## Exercise materials
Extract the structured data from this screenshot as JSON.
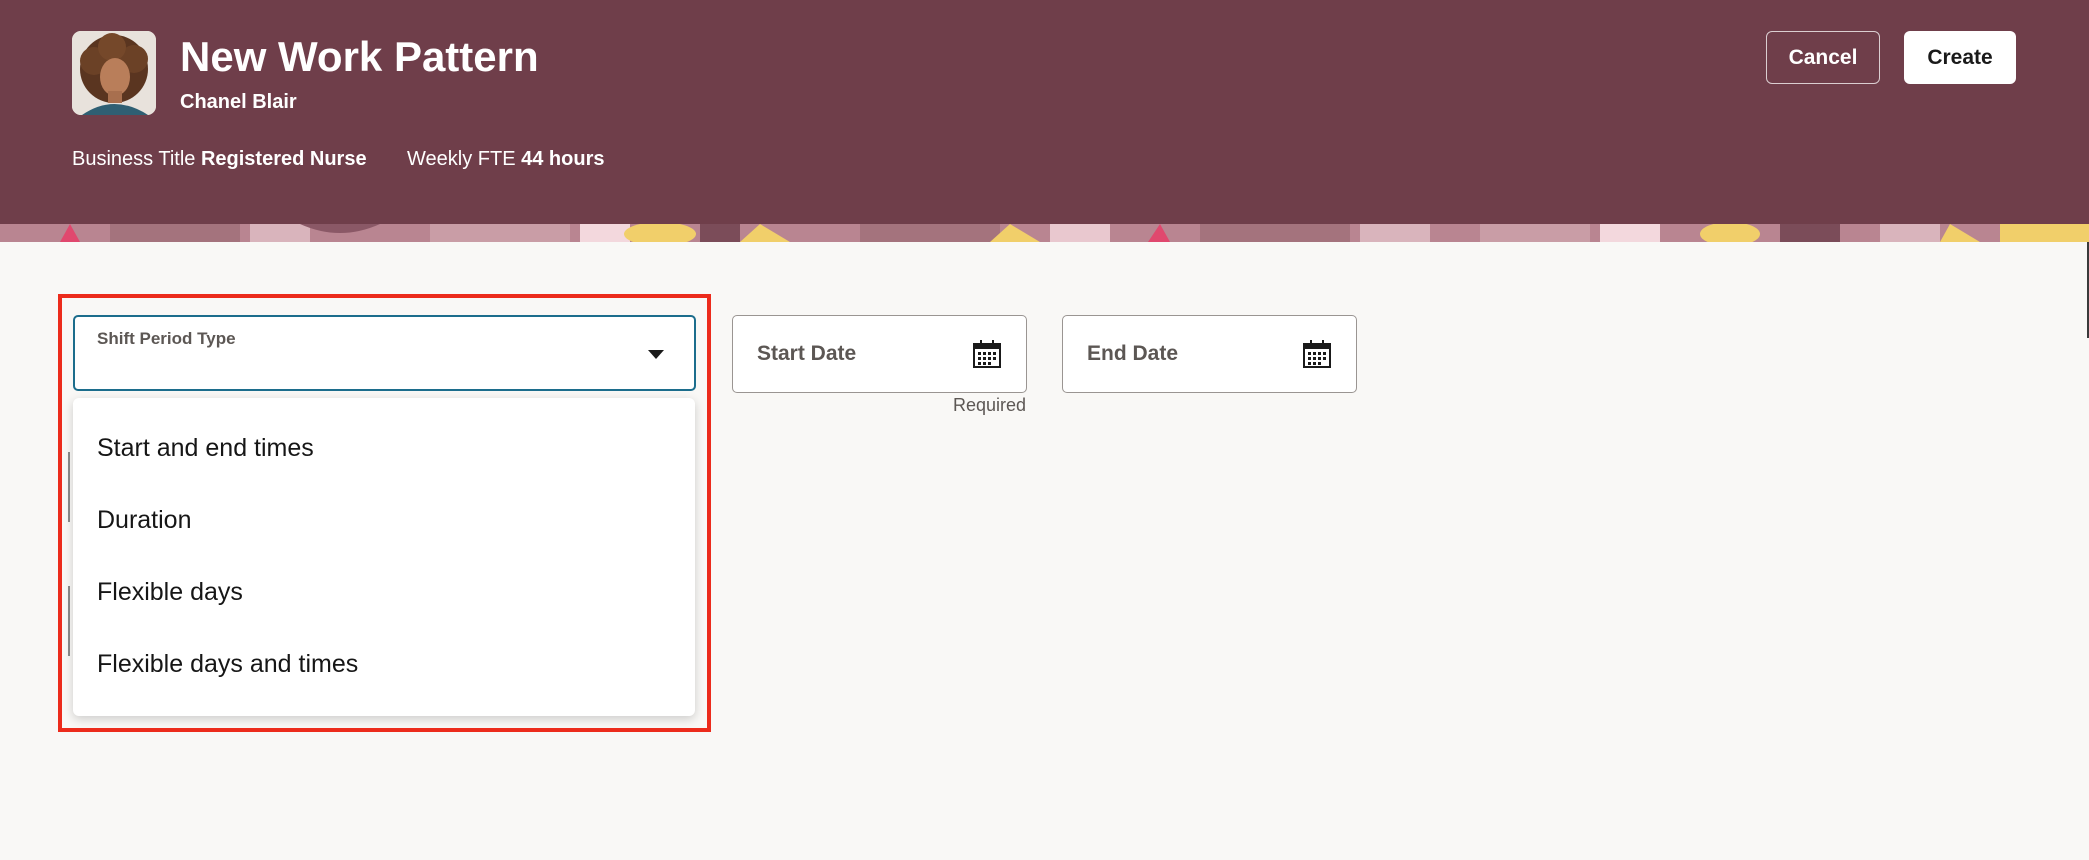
{
  "header": {
    "title": "New Work Pattern",
    "person_name": "Chanel Blair",
    "business_title_label": "Business Title",
    "business_title_value": "Registered Nurse",
    "fte_label": "Weekly FTE",
    "fte_value": "44 hours",
    "cancel_label": "Cancel",
    "create_label": "Create",
    "background_color": "#6f3e4a"
  },
  "form": {
    "shift_period_type": {
      "label": "Shift Period Type",
      "value": "",
      "options": [
        "Start and end times",
        "Duration",
        "Flexible days",
        "Flexible days and times"
      ]
    },
    "start_date": {
      "placeholder": "Start Date",
      "hint": "Required",
      "icon": "calendar-icon"
    },
    "end_date": {
      "placeholder": "End Date",
      "icon": "calendar-icon"
    }
  },
  "colors": {
    "highlight": "#ec2b1c",
    "focus": "#1c6d8c",
    "page": "#f9f8f6"
  }
}
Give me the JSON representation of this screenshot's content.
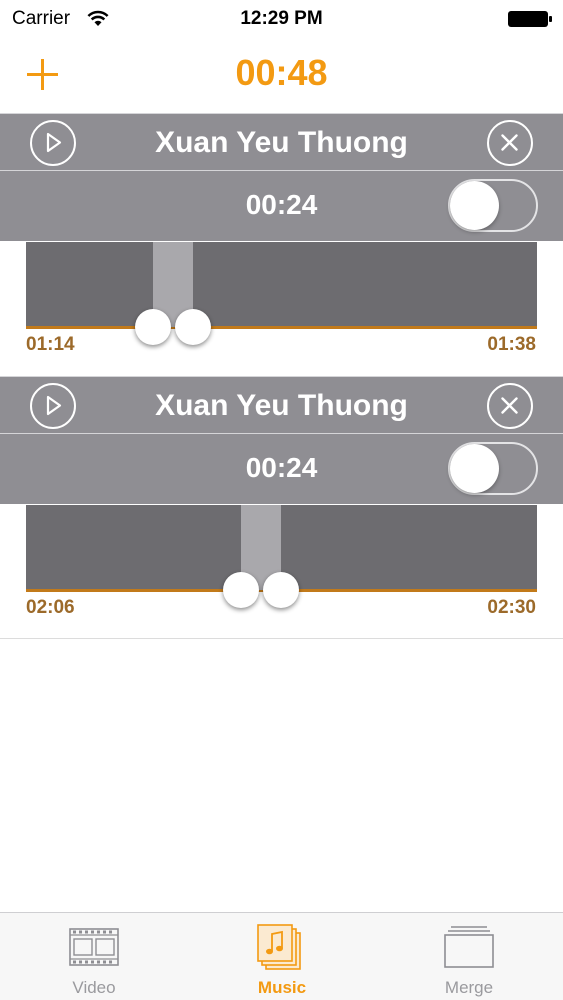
{
  "status": {
    "carrier": "Carrier",
    "time": "12:29 PM"
  },
  "nav": {
    "total_duration": "00:48"
  },
  "tracks": [
    {
      "title": "Xuan Yeu Thuong",
      "duration": "00:24",
      "start_time": "01:14",
      "end_time": "01:38",
      "toggle_on": false
    },
    {
      "title": "Xuan Yeu Thuong",
      "duration": "00:24",
      "start_time": "02:06",
      "end_time": "02:30",
      "toggle_on": false
    }
  ],
  "tabs": [
    {
      "label": "Video",
      "icon": "film-icon",
      "active": false
    },
    {
      "label": "Music",
      "icon": "music-note-icon",
      "active": true
    },
    {
      "label": "Merge",
      "icon": "layers-icon",
      "active": false
    }
  ],
  "colors": {
    "accent": "#f39a12",
    "track_bar": "#8f8e93",
    "waveform": "#6d6c70",
    "time_label": "#9c6a2a"
  }
}
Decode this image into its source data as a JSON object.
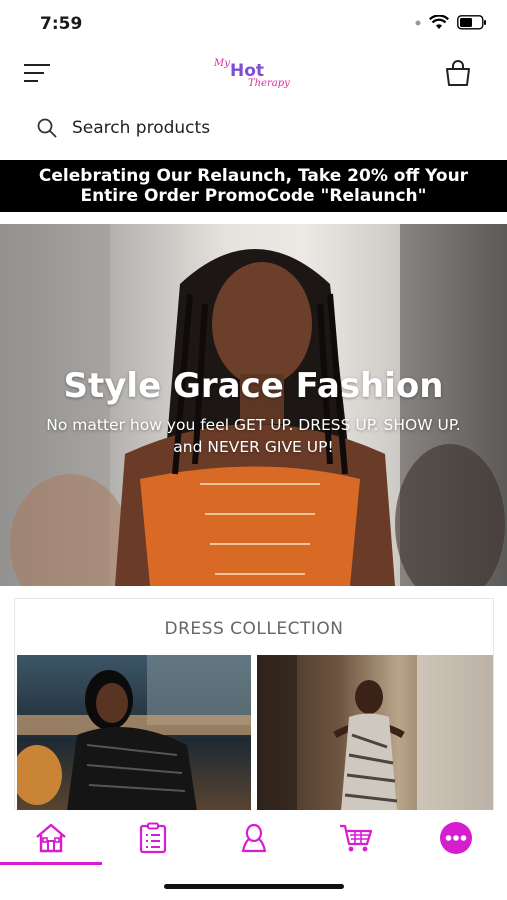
{
  "status": {
    "time": "7:59"
  },
  "header": {
    "logo_text_top": "My",
    "logo_text_mid": "Hot",
    "logo_text_bottom": "Therapy"
  },
  "search": {
    "placeholder": "Search products"
  },
  "promo": {
    "text": "Celebrating Our Relaunch, Take 20% off Your Entire Order PromoCode \"Relaunch\""
  },
  "hero": {
    "title": "Style Grace Fashion",
    "subtitle": "No matter how you feel GET UP. DRESS UP. SHOW UP. and NEVER GIVE UP!"
  },
  "collection": {
    "title": "DRESS COLLECTION"
  },
  "tabbar": {
    "accent_color": "#d61ed0",
    "items": [
      {
        "icon": "home-icon",
        "active": true
      },
      {
        "icon": "clipboard-list-icon",
        "active": false
      },
      {
        "icon": "user-icon",
        "active": false
      },
      {
        "icon": "cart-icon",
        "active": false
      },
      {
        "icon": "more-icon",
        "active": false
      }
    ]
  }
}
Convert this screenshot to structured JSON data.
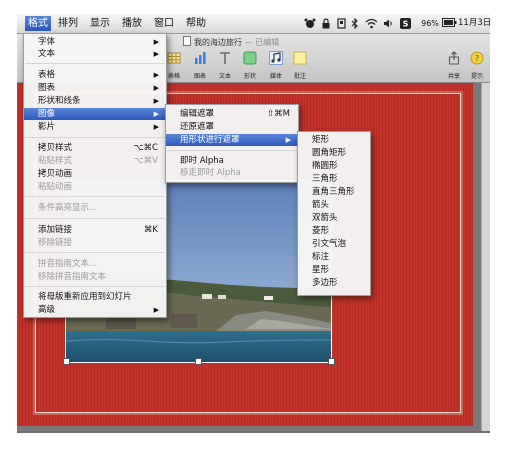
{
  "menubar": {
    "items": [
      "格式",
      "排列",
      "显示",
      "播放",
      "窗口",
      "帮助"
    ],
    "status": {
      "battery": "96%",
      "time": "11月3日"
    }
  },
  "window": {
    "title": "我的海边旅行",
    "edited": "— 已编辑",
    "toolbar": [
      "表格",
      "图表",
      "文本",
      "形状",
      "媒体",
      "批注",
      "共享",
      "提示"
    ]
  },
  "format_menu": {
    "items": [
      "字体",
      "文本",
      "表格",
      "图表",
      "形状和线条",
      "图像",
      "影片",
      "拷贝样式",
      "粘贴样式",
      "拷贝动画",
      "粘贴动画",
      "条件高亮显示...",
      "添加链接",
      "移除链接",
      "拼音指南文本...",
      "移除拼音指南文本",
      "将母版重新应用到幻灯片",
      "高级"
    ],
    "shortcuts": {
      "copy_style": "⌥⌘C",
      "paste_style": "⌥⌘V",
      "add_link": "⌘K"
    }
  },
  "image_submenu": {
    "items": [
      "编辑遮罩",
      "还原遮罩",
      "用形状进行遮罩",
      "即时 Alpha",
      "移走即时 Alpha"
    ],
    "edit_mask_shortcut": "⇧⌘M"
  },
  "shape_submenu": {
    "items": [
      "矩形",
      "圆角矩形",
      "椭圆形",
      "三角形",
      "直角三角形",
      "箭头",
      "双箭头",
      "菱形",
      "引文气泡",
      "标注",
      "星形",
      "多边形"
    ]
  },
  "colors": {
    "highlight": "#2d59bd",
    "slide_red": "#bf322a"
  }
}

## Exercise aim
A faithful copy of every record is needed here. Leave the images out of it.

## Written solution
Extract the structured data from this screenshot as JSON.
{
  "header": {
    "title": "New Work Pattern",
    "person_name": "Chanel Blair",
    "business_title_label": "Business Title",
    "business_title_value": "Registered Nurse",
    "fte_label": "Weekly FTE",
    "fte_value": "44 hours",
    "cancel_label": "Cancel",
    "create_label": "Create",
    "background_color": "#6f3e4a"
  },
  "form": {
    "shift_period_type": {
      "label": "Shift Period Type",
      "value": "",
      "options": [
        "Start and end times",
        "Duration",
        "Flexible days",
        "Flexible days and times"
      ]
    },
    "start_date": {
      "placeholder": "Start Date",
      "hint": "Required",
      "icon": "calendar-icon"
    },
    "end_date": {
      "placeholder": "End Date",
      "icon": "calendar-icon"
    }
  },
  "colors": {
    "highlight": "#ec2b1c",
    "focus": "#1c6d8c",
    "page": "#f9f8f6"
  }
}
Give me the JSON representation of this screenshot's content.
{
  "status": {
    "carrier": "Carrier",
    "time": "12:29 PM"
  },
  "nav": {
    "total_duration": "00:48"
  },
  "tracks": [
    {
      "title": "Xuan Yeu Thuong",
      "duration": "00:24",
      "start_time": "01:14",
      "end_time": "01:38",
      "toggle_on": false
    },
    {
      "title": "Xuan Yeu Thuong",
      "duration": "00:24",
      "start_time": "02:06",
      "end_time": "02:30",
      "toggle_on": false
    }
  ],
  "tabs": [
    {
      "label": "Video",
      "icon": "film-icon",
      "active": false
    },
    {
      "label": "Music",
      "icon": "music-note-icon",
      "active": true
    },
    {
      "label": "Merge",
      "icon": "layers-icon",
      "active": false
    }
  ],
  "colors": {
    "accent": "#f39a12",
    "track_bar": "#8f8e93",
    "waveform": "#6d6c70",
    "time_label": "#9c6a2a"
  }
}
Decode this image into its source data as a JSON object.
{
  "status": {
    "time": "7:59"
  },
  "header": {
    "logo_text_top": "My",
    "logo_text_mid": "Hot",
    "logo_text_bottom": "Therapy"
  },
  "search": {
    "placeholder": "Search products"
  },
  "promo": {
    "text": "Celebrating Our Relaunch, Take 20% off Your Entire Order PromoCode \"Relaunch\""
  },
  "hero": {
    "title": "Style Grace Fashion",
    "subtitle": "No matter how you feel GET UP. DRESS UP. SHOW UP. and NEVER GIVE UP!"
  },
  "collection": {
    "title": "DRESS COLLECTION"
  },
  "tabbar": {
    "accent_color": "#d61ed0",
    "items": [
      {
        "icon": "home-icon",
        "active": true
      },
      {
        "icon": "clipboard-list-icon",
        "active": false
      },
      {
        "icon": "user-icon",
        "active": false
      },
      {
        "icon": "cart-icon",
        "active": false
      },
      {
        "icon": "more-icon",
        "active": false
      }
    ]
  }
}
Convert this screenshot to structured JSON data.
{
  "menubar": {
    "items": [
      "格式",
      "排列",
      "显示",
      "播放",
      "窗口",
      "帮助"
    ],
    "status": {
      "battery": "96%",
      "time": "11月3日"
    }
  },
  "window": {
    "title": "我的海边旅行",
    "edited": "— 已编辑",
    "toolbar": [
      "表格",
      "图表",
      "文本",
      "形状",
      "媒体",
      "批注",
      "共享",
      "提示"
    ]
  },
  "format_menu": {
    "items": [
      "字体",
      "文本",
      "表格",
      "图表",
      "形状和线条",
      "图像",
      "影片",
      "拷贝样式",
      "粘贴样式",
      "拷贝动画",
      "粘贴动画",
      "条件高亮显示...",
      "添加链接",
      "移除链接",
      "拼音指南文本...",
      "移除拼音指南文本",
      "将母版重新应用到幻灯片",
      "高级"
    ],
    "shortcuts": {
      "copy_style": "⌥⌘C",
      "paste_style": "⌥⌘V",
      "add_link": "⌘K"
    }
  },
  "image_submenu": {
    "items": [
      "编辑遮罩",
      "还原遮罩",
      "用形状进行遮罩",
      "即时 Alpha",
      "移走即时 Alpha"
    ],
    "edit_mask_shortcut": "⇧⌘M"
  },
  "shape_submenu": {
    "items": [
      "矩形",
      "圆角矩形",
      "椭圆形",
      "三角形",
      "直角三角形",
      "箭头",
      "双箭头",
      "菱形",
      "引文气泡",
      "标注",
      "星形",
      "多边形"
    ]
  },
  "colors": {
    "highlight": "#2d59bd",
    "slide_red": "#bf322a"
  }
}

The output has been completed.